Using Father's Day to drive home his message about improving men's health, President Clinton on Saturday released the first portion of almost $60 million in prostate cancer research grants.
Clinton said the largest-ever federal research awards for finding better treatments for the disease will pay for "new studies to determine the cause of prostate cancer (and) develop new methods of prevention and detection." Grant recipients, selected from more than 600 applicants, began receiving about $25 million in funds on Saturday. Another $34 million will be released to researchers next month.Clinton said that nearly 200,000 men will be diagnosed with prostate cancer this year; as many as 40,000 will die from it. That is about the same number of women who die of breast cancer each year, he added.
Clinton pledged that his administration would direct as many resources as possible to combating prostate cancer, which he termed "one of the greatest health threats" men face.
"For far too long, too little was known about prostate cancer, too little was said about it out of embarrassment and fear. And because of this, too little was done about it.
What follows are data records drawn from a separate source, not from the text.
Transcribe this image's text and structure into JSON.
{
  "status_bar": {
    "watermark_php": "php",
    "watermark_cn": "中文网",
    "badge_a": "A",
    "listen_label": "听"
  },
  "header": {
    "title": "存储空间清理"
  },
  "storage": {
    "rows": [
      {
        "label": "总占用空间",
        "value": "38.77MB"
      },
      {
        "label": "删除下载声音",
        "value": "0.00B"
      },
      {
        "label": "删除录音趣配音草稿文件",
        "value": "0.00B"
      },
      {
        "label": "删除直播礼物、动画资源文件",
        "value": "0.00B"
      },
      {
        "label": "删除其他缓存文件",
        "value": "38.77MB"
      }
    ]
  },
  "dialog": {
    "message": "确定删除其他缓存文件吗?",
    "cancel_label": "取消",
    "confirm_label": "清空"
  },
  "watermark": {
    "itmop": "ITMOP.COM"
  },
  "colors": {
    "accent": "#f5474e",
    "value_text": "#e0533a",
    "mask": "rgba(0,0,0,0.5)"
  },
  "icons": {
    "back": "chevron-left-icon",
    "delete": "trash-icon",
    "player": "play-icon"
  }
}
Turning to another health issue - smoking - the president again chastised Republican senators for killing an anti-smoking bill that would have funneled a portion of funds raised from a cigarette price increase and tobacco industry fines to medical research.
"They voted against increased cancer research and against saving lives," Clinton said.
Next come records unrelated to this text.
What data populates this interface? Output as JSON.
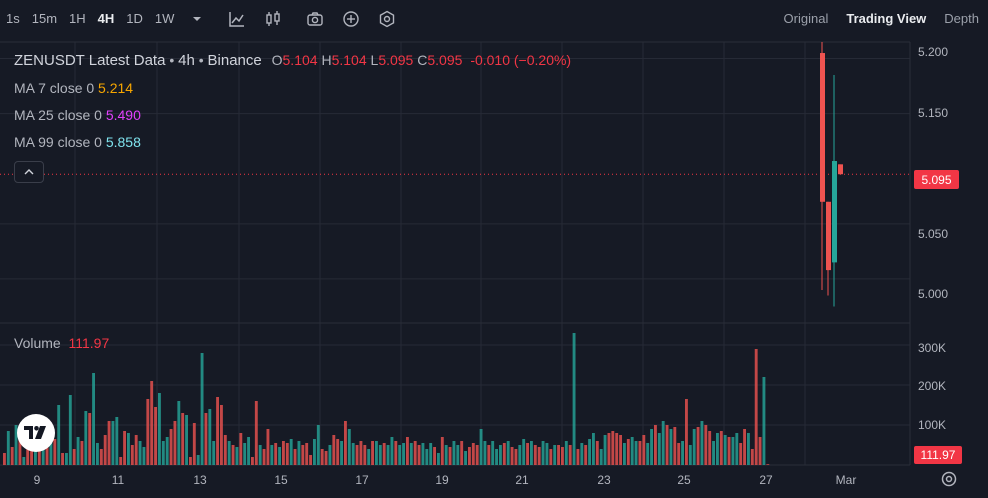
{
  "toolbar": {
    "timeframes": [
      {
        "label": "1s",
        "active": false
      },
      {
        "label": "15m",
        "active": false
      },
      {
        "label": "1H",
        "active": false
      },
      {
        "label": "4H",
        "active": true
      },
      {
        "label": "1D",
        "active": false
      },
      {
        "label": "1W",
        "active": false
      }
    ],
    "icons": [
      "chevron-down-icon",
      "line-chart-icon",
      "candlestick-icon",
      "camera-icon",
      "plus-circle-icon",
      "settings-hex-icon"
    ],
    "views": [
      {
        "label": "Original",
        "active": false
      },
      {
        "label": "Trading View",
        "active": true
      },
      {
        "label": "Depth",
        "active": false
      }
    ]
  },
  "legend": {
    "title": "ZENUSDT Latest Data",
    "sep1": " • ",
    "interval": "4h",
    "sep2": " • ",
    "exchange": "Binance",
    "o_label": "O",
    "o": "5.104",
    "h_label": "H",
    "h": "5.104",
    "l_label": "L",
    "l": "5.095",
    "c_label": "C",
    "c": "5.095",
    "change": "-0.010 (−0.20%)",
    "ma": [
      {
        "label": "MA 7 close 0",
        "value": "5.214",
        "color": "#f7a600"
      },
      {
        "label": "MA 25 close 0",
        "value": "5.490",
        "color": "#e040fb"
      },
      {
        "label": "MA 99 close 0",
        "value": "5.858",
        "color": "#7fe3ee"
      }
    ],
    "volume_label": "Volume",
    "volume_value": "111.97"
  },
  "price_axis": {
    "ticks": [
      "5.200",
      "5.150",
      "5.050",
      "5.000"
    ],
    "current_price": "5.095",
    "volume_ticks": [
      "300K",
      "200K",
      "100K"
    ],
    "current_volume": "111.97"
  },
  "time_axis": {
    "ticks": [
      "9",
      "11",
      "13",
      "15",
      "17",
      "19",
      "21",
      "23",
      "25",
      "27",
      "Mar"
    ]
  },
  "colors": {
    "up": "#26a69a",
    "down": "#ef5350",
    "background": "#161a25",
    "grid": "#262a36"
  },
  "chart_data": {
    "type": "candlestick",
    "price_ylim": [
      4.96,
      5.215
    ],
    "volume_ylim": [
      0,
      330000
    ],
    "candles": [
      {
        "o": 5.205,
        "h": 5.215,
        "l": 4.99,
        "c": 5.07
      },
      {
        "o": 5.07,
        "h": 5.07,
        "l": 4.985,
        "c": 5.008
      },
      {
        "o": 5.015,
        "h": 5.185,
        "l": 4.975,
        "c": 5.107
      },
      {
        "o": 5.104,
        "h": 5.104,
        "l": 5.095,
        "c": 5.095
      }
    ],
    "volume": {
      "values": [
        30000,
        85000,
        45000,
        100000,
        75000,
        20000,
        110000,
        110000,
        40000,
        120000,
        60000,
        100000,
        90000,
        65000,
        150000,
        30000,
        30000,
        175000,
        40000,
        70000,
        60000,
        135000,
        130000,
        230000,
        55000,
        40000,
        75000,
        110000,
        110000,
        120000,
        20000,
        85000,
        80000,
        50000,
        75000,
        60000,
        45000,
        165000,
        210000,
        145000,
        180000,
        60000,
        70000,
        90000,
        110000,
        160000,
        130000,
        125000,
        20000,
        105000,
        25000,
        280000,
        130000,
        140000,
        60000,
        170000,
        150000,
        75000,
        60000,
        50000,
        45000,
        80000,
        55000,
        70000,
        20000,
        160000,
        50000,
        40000,
        90000,
        50000,
        55000,
        45000,
        60000,
        55000,
        65000,
        40000,
        60000,
        50000,
        55000,
        25000,
        65000,
        100000,
        40000,
        35000,
        50000,
        75000,
        65000,
        60000,
        110000,
        90000,
        55000,
        50000,
        60000,
        50000,
        40000,
        60000,
        60000,
        50000,
        55000,
        50000,
        70000,
        60000,
        50000,
        55000,
        70000,
        55000,
        60000,
        50000,
        55000,
        40000,
        55000,
        45000,
        30000,
        70000,
        50000,
        45000,
        60000,
        50000,
        60000,
        35000,
        45000,
        55000,
        50000,
        90000,
        60000,
        50000,
        60000,
        40000,
        50000,
        55000,
        60000,
        45000,
        40000,
        50000,
        65000,
        55000,
        60000,
        50000,
        45000,
        60000,
        55000,
        40000,
        50000,
        50000,
        45000,
        60000,
        50000,
        330000,
        40000,
        55000,
        50000,
        65000,
        80000,
        60000,
        40000,
        75000,
        80000,
        85000,
        80000,
        75000,
        55000,
        65000,
        70000,
        60000,
        60000,
        75000,
        55000,
        90000,
        100000,
        80000,
        110000,
        100000,
        90000,
        95000,
        55000,
        60000,
        165000,
        50000,
        90000,
        95000,
        110000,
        100000,
        85000,
        60000,
        80000,
        85000,
        75000,
        70000,
        70000,
        80000,
        55000,
        90000,
        80000,
        40000,
        290000,
        70000,
        220000,
        2000
      ],
      "directions": "drdrdrddrdrdrdrdrrdrdrdrrdddrrddrddrrdddrrrddrdrddrrdrrdddrdrdrrddrddrdrddrdrdddrrddrddrdrrdddrdrrdrrdrrdrddrrrdrdrdrrdrdddrrdrrrdrddrrdrddrrdrddrdrdrdrrdrrddddrdrrddrrdrrdrddrdrrdrddrrdrdrrddrdddrdrd"
    },
    "candle_index_start": 212,
    "total_bars": 216
  }
}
In the Republican radio address, Rep. Bill Archer of Texas used Father's Day to reiterate his appeal to his fellow lawmakers to grant federal tax breaks to encourage parents to save for their children's education - in elementary and secondary schools.
"When it comes to strengthening America's morals and values, nothing counts more than giving our children an education that is second to none," Archer said of his education initiative.
The plan would allow parents, grandparents, businesses and unions to contribute up to $2,000 a year to educational savings accounts that would grow tax-free. The money could be used to pay for a variety of educational costs, including tuition, school supplies, tutoring and expenses incurred by children with disabilities.
Clinton and many Democrats have expressed opposition to the measure, saying its primary beneficiaries would be affluent families who send children to private schools.
The Defense Department prostate cancer research program is modeled after the widely acclaimed peer-review breast cancer program administered by the Pentagon.